the other thing is fine tuning the ranges. You should make sure that there’s always something happening when you turn a knob, push a button or throw a switch, and the ranges should be tuned in a way so playing the module is interesting and feeling natural. Easier said than done, but having that as a focus when developing the circuit probably gets you already halfway there.
From this perspective the Mannequins modules are great, but the Furthrrr is also really well designed from a functional point of view. Maybe the colour scheme isn’t the most optimal (red on yellow might be hard to read in some situations), but apart from that the style doesn’t really get much in the way with the usability of the module… and actually a lot of work went into the typographic details… but maybe I’m the only one seeing that I admit it.
This said, sometimes it’s nice to be that 5 year old kid when sitting in front of the modular
This is the only thing that really matters to me in terms of usability. After the first couple of weeks, I don’t read the panels (and in fact, there’s often too little light on the modular in my studio to do so anyway). It’s all memory and feel once I get to know it. Heck, almost half my rack is monome at the moment. Labels? What labels?
My biggest usability gripe at the moment has to do with the insanity of trying to make a bunch of i2c cables behave themselves, as they are attached to the back of modules, often don’t have the best grip on their pins, and need to be attached before screwing the modules to the rails. Rearranging a case with a lot of i2c in it can be a real headache. Now throw in sliding nuts and… sigh.
That and I need an ES-8 with about 32 1/4" jacks, evenly split between input and output, and this does not yet exist.
I wouldn’t rate panel aesthetics within the top 10 of concerns I have about my eurorack case. But I’ve seen quite a bit of Simeon’s photography, so I know he has good taste. Looking forward to seeing what he comes up with, especially after all of these words on the topic!
Now really tempted to mislabel the module, and print red on pink. Jk!
I think regarding panel design, ux definitely trumps funky designs, but there’s no reason the two can’t go hand in hand. For me, Electro Harmonix are a company that do this amazingly well - they’ve sorted out the ux issues with their pedals (non standard power / flipping huge footprint) without compromising on design.
I really like that snazzy ardcore above! For me the greyscale stuff is really sterile. I’m also not a big fan make noise’s aesthetic, but I still own a couple as they are great functionally. I’d love to neon everything though haha

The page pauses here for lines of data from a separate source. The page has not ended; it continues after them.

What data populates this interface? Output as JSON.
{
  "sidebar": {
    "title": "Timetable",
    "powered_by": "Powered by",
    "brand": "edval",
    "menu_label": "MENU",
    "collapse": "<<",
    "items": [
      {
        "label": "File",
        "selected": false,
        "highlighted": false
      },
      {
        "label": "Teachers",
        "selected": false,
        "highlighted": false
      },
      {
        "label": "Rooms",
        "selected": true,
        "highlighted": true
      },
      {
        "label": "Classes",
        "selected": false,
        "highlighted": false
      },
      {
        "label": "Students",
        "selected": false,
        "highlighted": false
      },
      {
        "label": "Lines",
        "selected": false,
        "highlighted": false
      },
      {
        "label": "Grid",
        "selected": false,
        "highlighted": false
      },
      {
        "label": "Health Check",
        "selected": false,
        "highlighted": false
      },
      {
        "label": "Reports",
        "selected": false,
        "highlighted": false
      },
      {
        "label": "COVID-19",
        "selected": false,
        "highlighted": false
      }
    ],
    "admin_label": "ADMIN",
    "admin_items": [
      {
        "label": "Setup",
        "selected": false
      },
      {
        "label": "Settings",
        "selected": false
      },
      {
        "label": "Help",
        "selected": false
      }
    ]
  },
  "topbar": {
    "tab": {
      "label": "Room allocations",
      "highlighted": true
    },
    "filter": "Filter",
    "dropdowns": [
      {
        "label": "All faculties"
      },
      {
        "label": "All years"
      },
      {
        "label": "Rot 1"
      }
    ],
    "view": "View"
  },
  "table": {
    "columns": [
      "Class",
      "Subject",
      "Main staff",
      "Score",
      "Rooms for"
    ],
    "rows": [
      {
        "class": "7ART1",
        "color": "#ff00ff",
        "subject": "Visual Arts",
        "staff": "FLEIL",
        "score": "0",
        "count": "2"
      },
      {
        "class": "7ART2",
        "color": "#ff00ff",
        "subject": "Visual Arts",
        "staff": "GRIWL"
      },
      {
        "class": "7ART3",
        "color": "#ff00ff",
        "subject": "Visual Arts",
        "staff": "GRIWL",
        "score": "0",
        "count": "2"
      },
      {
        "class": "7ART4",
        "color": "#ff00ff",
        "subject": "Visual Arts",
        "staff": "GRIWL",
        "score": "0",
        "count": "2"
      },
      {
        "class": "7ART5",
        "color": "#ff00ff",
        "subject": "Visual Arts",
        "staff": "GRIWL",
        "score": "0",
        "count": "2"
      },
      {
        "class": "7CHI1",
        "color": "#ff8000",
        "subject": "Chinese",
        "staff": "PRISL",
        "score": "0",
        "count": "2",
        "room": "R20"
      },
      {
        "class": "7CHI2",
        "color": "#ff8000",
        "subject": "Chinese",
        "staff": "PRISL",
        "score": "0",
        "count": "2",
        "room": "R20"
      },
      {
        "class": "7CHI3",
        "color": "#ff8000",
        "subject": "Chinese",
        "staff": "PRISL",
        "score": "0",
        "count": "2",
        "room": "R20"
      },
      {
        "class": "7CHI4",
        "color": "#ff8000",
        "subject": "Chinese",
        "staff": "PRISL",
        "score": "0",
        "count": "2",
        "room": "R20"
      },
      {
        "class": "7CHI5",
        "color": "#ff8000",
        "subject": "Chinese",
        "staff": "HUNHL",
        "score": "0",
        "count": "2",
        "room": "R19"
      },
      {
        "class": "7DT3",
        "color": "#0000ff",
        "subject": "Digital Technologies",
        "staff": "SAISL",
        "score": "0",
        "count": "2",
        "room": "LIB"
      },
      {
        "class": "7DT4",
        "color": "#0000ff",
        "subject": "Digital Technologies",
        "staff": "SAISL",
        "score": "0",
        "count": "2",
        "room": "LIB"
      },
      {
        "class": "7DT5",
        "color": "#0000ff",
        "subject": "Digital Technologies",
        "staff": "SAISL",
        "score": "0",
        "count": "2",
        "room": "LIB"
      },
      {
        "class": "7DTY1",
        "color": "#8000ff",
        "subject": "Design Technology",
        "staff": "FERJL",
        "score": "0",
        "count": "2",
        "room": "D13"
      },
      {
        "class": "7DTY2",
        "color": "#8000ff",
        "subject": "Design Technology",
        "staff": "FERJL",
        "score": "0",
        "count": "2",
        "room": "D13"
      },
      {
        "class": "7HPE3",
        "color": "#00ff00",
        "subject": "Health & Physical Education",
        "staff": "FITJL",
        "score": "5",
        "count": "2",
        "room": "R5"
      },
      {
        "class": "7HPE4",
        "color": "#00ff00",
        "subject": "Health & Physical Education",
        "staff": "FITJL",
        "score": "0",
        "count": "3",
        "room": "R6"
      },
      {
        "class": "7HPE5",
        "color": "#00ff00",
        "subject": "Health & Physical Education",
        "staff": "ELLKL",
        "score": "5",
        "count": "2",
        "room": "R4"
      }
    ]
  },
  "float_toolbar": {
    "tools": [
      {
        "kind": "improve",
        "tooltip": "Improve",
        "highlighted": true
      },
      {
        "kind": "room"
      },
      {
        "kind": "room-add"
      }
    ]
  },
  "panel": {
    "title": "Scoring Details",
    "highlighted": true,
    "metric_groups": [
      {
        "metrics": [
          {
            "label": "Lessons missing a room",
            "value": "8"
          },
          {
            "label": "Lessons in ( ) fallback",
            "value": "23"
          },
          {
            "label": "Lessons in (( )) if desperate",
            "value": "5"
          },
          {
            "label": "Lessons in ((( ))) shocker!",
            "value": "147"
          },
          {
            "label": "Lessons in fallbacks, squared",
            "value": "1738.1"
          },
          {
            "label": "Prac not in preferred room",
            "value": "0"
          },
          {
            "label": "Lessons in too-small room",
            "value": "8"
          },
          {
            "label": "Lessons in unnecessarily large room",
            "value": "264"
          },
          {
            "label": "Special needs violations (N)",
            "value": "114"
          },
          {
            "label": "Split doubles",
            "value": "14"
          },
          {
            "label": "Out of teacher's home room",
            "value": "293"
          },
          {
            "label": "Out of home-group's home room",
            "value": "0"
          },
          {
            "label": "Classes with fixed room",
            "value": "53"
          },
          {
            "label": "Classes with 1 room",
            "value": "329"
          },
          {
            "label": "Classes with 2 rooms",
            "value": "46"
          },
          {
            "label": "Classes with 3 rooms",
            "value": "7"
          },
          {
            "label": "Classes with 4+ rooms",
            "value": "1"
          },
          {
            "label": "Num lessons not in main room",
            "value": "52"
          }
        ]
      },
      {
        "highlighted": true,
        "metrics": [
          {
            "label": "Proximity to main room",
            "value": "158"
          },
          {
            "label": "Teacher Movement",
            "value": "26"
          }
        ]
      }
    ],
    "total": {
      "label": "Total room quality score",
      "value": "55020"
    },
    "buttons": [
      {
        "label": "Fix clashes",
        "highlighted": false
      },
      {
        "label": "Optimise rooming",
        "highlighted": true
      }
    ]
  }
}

Out of curiosity. What modules do people like the look of (and also not like).
For me Erica’s black range look lovely together (jellyfish ).
The Gargoyle Malekko/Wiard, Harvestman and Mannequins stand out to me as really beautiful. I also liked the older Make Noise designs (old Maths, Wogglebug, QMMG) quite a lot. Can’t think of many designs that I really dislike, but the Micro Hadron Collider has to be up there. The mix of black on white and white on black with the grey explosion in the background just makes everything a big mess and I find it hard to find anything about it aesthetically pleasing.